Sen. Yee: “Gamers Need to Quiet Down;” A Rebuttal
Last week, California State Senator Leland Yee said that violence-craving gamers have no credibility in the debate concerning children and video games because they are protecting their own interests, and that they should remain silent on the subject.
Speaking with the San Francisco Chronicle, Yee said:
“Gamers have got to just quiet down. Gamers have no credibility in this argument. This is all about their lust for violence and the industry’s lust for money. This is a billion-dollar industry. This is about their self-interest.”
Yee has a history of opposing the exposure of children to violent video games — and a history of being opposed by gamers. Of note, in 2005, Yee chartered a bill which banned the sale of violent video games to children, and while the bill passed, it was shortly thereafter ruled unconstitutional by the Supreme Court. In 2009, Yee supported Governor Schwarzenegger’s appeal to the ruling, which was met with criticism that he was wasting taxpayer money on a law already judged unconstitutional.

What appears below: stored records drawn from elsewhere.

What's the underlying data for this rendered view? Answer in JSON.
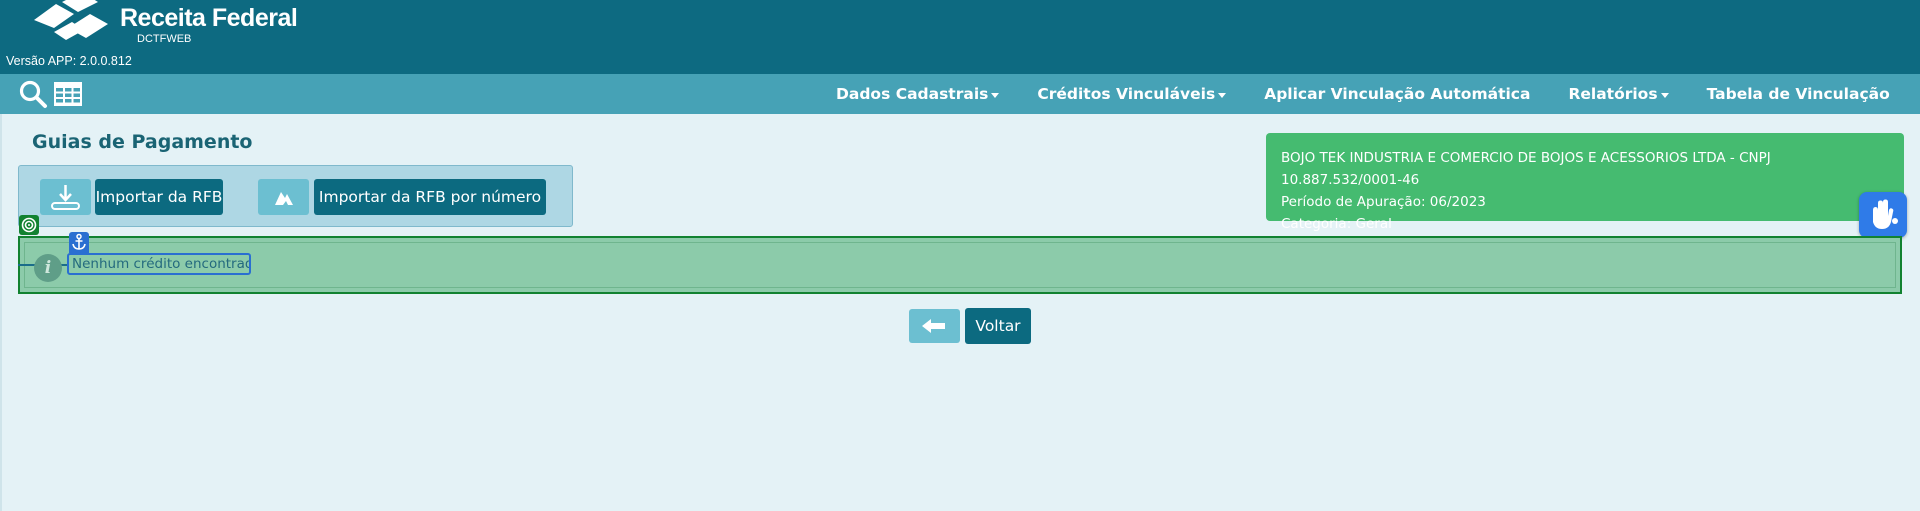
{
  "header": {
    "logo_title": "Receita Federal",
    "logo_subtitle": "DCTFWEB",
    "version": "Versão APP: 2.0.0.812",
    "background": "#0d6a81"
  },
  "nav": {
    "background": "#46a2b6",
    "icons": [
      "search-icon",
      "table-icon"
    ],
    "items": [
      {
        "label": "Dados Cadastrais",
        "dropdown": true
      },
      {
        "label": "Créditos Vinculáveis",
        "dropdown": true
      },
      {
        "label": "Aplicar Vinculação Automática",
        "dropdown": false
      },
      {
        "label": "Relatórios",
        "dropdown": true
      },
      {
        "label": "Tabela de Vinculação",
        "dropdown": false
      }
    ]
  },
  "page": {
    "title": "Guias de Pagamento"
  },
  "actions": {
    "import_rfb": "Importar da RFB",
    "import_rfb_number": "Importar da RFB por número",
    "back": "Voltar"
  },
  "company_info": {
    "name_line": "BOJO TEK INDUSTRIA E COMERCIO DE BOJOS E ACESSORIOS LTDA - CNPJ 10.887.532/0001-46",
    "period_line": "Período de Apuração: 06/2023",
    "category_line": "Categoria: Geral",
    "background": "#45bb70"
  },
  "alert": {
    "icon": "info-icon",
    "message": "Nenhum crédito encontrado"
  },
  "accessibility": {
    "icon": "sign-language-icon"
  }
}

This latest comment from Yee is just another arrow fired in his ongoing crusade against violent games, and while his message is short, it says a great deal in a few words. Fortunately, most of what he says can be easily rebutted.
Let’s start with the one point Yee makes about gamers that isn’t completely objectionable: we have no credibility in this debate. Superficially, that’s a sound argument: we’re biased. You wouldn’t ask an alcoholic for his opinion on prohibition, right? But here’s where Yee’s argument falls apart — gamers aren’t alcoholics. Alcoholics have a problem — a dependance on alcohol that negatively impacts their life. They are addicted to alcohol and will not behave rationally if its taken away from them. Gamers are just people who play video games, no different than people who listen to music or watch movies. If some motion were being made against music, would you say that music lovers have no credibility in the debate? Besides, who else will speak out on behalf of games other than gamers? I don’t see people with no interest in video games stepping up to the plate any time soon.
Also, Senator Yee might not realize it, but that sword he’s waving can cut both ways. If parties with a vested interest in video games are not credible, than what about parties that are willfully ignorant on the subject? Yee is far from some uneducated yahoo; he has a Ph.D. in Child Psychology from the University of Hawaii and was formerly President of the San Francisco School Board. Despite this, he ignores the fact that, after numerous studies conducted by experts in the field, no correlation has been found between video games and aggression in children. And yet Yee continues to push for legislation against games year after year. Who, then, is less credible? Someone with bias, or someone who stubbornly holds to beliefs that fly in the face of years of evidence?
But Yee didn’t just say that the opinions of gamers should be taken with a grain of salt due to bias; no, he felt the need to antagonize them with aggressive statements. His categorization of gamers as deviants when he claims we are motivated by our “lust for violence” suggests we regularly fantasize about bloodshed and that it’s all we can do to get through a day without going on a killing spree. With those three words, Yee has reduced gamers to a caricature of raging, pubescent FPS players who erupt in berserk rages. If such people even do exist, which I won’t deny as a possibility, they are a minority in what is an otherwise psychologically well-adjusted population. You see, gamers aren’t part of some crazed cult living on the fringes of society; they’re as diverse and widespread as music or movie lovers, and they resent being labeled just as much as anyone else.
Regardless of who gamers are, most alarming is the violation of our political right to freedom of speech when Yee demands that gamers “quiet down.” This, coming from an individual who received numerous journalistic awards and in 2006 chaptered a bill into law which aimed to protect student free speech and prohibit school administrators from censoring school newspapers and broadcast journalism. When an apparent champion of journalism and free speech decides that a large segment of the population should be censored because its opinion is biased, alarm bells should be ringing. But maybe I just missed the clause that states that people with dissenting opinions have the right to sit down and shut up. Well, sorry, Yee; we won’t roll over at your command.
Ultimately, Senator Yee’s words do little more than further alienate a segment of the voting population. He can don his armor and keep trying to rally troops for his misguided crusade all he wants; the war is over. The Supreme Court made its ruling. No amount of necromancy will bring that bill, or any similar, back from the grave. Yee can try to devalue our opinion, he can try to demonize us, and he can try to get us to quiet down, but all that’s doing is keeping his attention focused on a scapegoat and away from the numerous studies that disprove his beliefs.